Once inside, the trailer visitor experiences a peculiar sensation of the space as a readymade mise-en-scène. Accordingly, they becomes cognisant of ‘new knowledge’ a new experience, a new sensation.

As captured in photographs of the contents each box, The Deconsumptionists place objects in an ‘archival positioning’ denoting particular sociopolitical content and meaning. In this way, The Deconsumptionists semi-trailer and its holdings metamorphose into a radicalized aesthetic context manifested as physical memory of capitalism’s unrelenting production/consumption. In doing so, The Deconsumptionists take the strategy of appropriation to a new level of discourse.

The invention of the readymade represents a tipping point in the history of art, an innovation whose posterity has been prodigious. With this radical gesture, which consists of presenting an everyday object of consumption as a work of art, the entire lexical field of the visual arts found itself augmented by a new possibility: signifying not with the aid of sign but with reality itself. Nicolas Bourriaud; reference to Marcel Duchamp’s Bicycle Wheel, 1913.[v]

The Deconsumptionists, Art as Archive is conceived as a new version of “archive” and as an action of aesthetic resistance. The project is essentially a massive movable readymade that posits the modalities of reassembling, repositioning and reshaping preexistent forms (found objects and ephemera) with a view to provoking a disparate conversation about consumption and production (and an ‘everlastingness’ as art).

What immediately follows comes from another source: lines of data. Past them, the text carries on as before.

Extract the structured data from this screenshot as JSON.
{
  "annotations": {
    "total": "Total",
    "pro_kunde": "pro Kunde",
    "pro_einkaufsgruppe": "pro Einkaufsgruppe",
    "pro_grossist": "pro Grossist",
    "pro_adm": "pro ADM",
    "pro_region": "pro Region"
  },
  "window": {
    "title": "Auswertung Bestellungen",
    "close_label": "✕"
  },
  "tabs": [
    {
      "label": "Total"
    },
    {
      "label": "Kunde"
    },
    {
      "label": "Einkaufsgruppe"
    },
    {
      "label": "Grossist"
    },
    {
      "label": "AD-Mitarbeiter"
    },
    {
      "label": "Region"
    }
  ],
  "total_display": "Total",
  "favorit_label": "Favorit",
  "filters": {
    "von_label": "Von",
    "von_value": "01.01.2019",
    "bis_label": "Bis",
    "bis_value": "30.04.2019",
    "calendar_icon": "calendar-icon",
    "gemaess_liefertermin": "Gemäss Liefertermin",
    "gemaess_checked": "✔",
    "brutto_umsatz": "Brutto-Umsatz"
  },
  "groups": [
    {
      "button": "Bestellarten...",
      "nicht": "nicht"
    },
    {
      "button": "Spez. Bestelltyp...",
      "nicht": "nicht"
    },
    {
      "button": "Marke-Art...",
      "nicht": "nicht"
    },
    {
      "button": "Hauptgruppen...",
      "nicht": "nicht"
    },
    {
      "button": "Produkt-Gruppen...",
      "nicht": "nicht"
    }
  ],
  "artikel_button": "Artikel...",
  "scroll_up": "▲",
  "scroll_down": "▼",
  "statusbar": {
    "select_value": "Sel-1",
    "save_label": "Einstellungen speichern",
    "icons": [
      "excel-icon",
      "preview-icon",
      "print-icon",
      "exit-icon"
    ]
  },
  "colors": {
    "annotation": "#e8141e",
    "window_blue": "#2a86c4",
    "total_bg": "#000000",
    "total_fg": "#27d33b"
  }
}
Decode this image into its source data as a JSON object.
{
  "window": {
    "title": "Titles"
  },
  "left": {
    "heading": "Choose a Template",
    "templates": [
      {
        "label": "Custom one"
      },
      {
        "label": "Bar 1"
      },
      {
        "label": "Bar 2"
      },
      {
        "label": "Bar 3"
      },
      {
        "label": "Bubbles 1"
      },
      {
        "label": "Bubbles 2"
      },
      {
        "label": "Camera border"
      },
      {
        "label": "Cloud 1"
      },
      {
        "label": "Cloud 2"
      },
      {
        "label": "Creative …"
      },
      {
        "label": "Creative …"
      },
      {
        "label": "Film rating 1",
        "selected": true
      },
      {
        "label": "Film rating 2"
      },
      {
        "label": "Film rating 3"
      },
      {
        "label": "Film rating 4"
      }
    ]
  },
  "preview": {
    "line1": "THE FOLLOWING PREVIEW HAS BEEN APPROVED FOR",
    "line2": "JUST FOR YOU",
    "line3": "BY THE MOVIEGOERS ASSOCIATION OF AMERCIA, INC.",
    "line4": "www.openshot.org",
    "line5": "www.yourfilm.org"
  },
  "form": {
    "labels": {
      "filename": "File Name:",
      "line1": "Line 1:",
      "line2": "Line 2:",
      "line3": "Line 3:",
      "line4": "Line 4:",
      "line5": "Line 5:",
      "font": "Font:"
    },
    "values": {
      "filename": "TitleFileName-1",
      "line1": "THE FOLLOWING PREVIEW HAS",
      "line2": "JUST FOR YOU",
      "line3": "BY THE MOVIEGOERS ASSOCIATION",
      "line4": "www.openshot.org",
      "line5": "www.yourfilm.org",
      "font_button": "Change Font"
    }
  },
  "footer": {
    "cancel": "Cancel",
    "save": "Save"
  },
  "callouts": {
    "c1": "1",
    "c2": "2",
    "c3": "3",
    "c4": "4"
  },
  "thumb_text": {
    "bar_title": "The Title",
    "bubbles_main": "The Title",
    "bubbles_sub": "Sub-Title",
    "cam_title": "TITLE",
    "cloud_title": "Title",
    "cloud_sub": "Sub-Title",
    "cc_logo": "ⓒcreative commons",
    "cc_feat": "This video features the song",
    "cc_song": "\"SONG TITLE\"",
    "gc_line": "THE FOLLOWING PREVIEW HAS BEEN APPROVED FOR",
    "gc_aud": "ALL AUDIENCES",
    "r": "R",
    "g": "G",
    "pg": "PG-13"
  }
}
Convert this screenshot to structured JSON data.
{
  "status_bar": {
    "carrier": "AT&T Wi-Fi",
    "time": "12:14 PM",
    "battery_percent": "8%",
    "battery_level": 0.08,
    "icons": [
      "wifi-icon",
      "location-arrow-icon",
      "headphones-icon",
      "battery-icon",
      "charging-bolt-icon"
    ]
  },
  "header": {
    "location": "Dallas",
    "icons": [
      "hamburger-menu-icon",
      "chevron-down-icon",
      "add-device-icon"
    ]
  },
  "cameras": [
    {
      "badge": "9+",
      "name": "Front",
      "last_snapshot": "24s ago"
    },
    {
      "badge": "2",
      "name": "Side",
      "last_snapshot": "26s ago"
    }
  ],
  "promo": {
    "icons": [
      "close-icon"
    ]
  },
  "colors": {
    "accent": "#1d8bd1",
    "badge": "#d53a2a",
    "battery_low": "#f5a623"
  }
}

The Deconsumptionists, Art As Archive extends the responsibility of ‘cultural producers’ by examining the struggles and contradictions inherent in the production of art within the capitalist economic model. What is the global impact of what we produce economically, ecologically, and socially? Are artists a part of the problem or of the solution? Should we consider that the end product of a life‘s work could end up stored in some foundation’s collection or as landfill? In facing this literal possibility, we seek to alchemize materials of the past designed for a variable means and purposes (a used semi-trailer, random objects of decorative, functional, fashion content, and objects made to entertain), and in doing so, hope to offer new significances and meanings to these objects in a world of crisis and catastrophe.

The Deconsumptionists seek to travel nationally and internationally. On location, local artists, architects, designers, performers and activists are invited to collaborate to create a variety of exhibitions, public programs and events.
Please visit http://www.eidia.com/ for more information about this project, EIDIA and our numerous other projects.

[i] Paz, O. (1986). Marcel Duchamp: Appearance Stripped Bare. (Donald Gardener trans.) New York: Arcade Publishing, 1990, p.89.

[ii] Derrida, J. (1995). Archive Fever: A Freudian impression. (Eric Prenowitz trans.) Chicago: University of Chicago Press, 1996, P.90.

[iii] Hudek, A. The Break-Up of New British Sculpture, Essays on Sculpture No.45. Leeds: Henry Moore Institute, 2005, p.12.

[iv] Badiou A. (2012), On Optimism, https://www.youtube.com/watch?v=o6O_d1DVk3U
www.nexus-instituut.nl The Nexus Institute the Nexus Conference, How to Change the World. Dec. 18, 2012.

[v] Bourriaud N., The Radicant,  (James Gussen and Lili Porten Trans.) New York: Sternberg Press, 2009, p.146.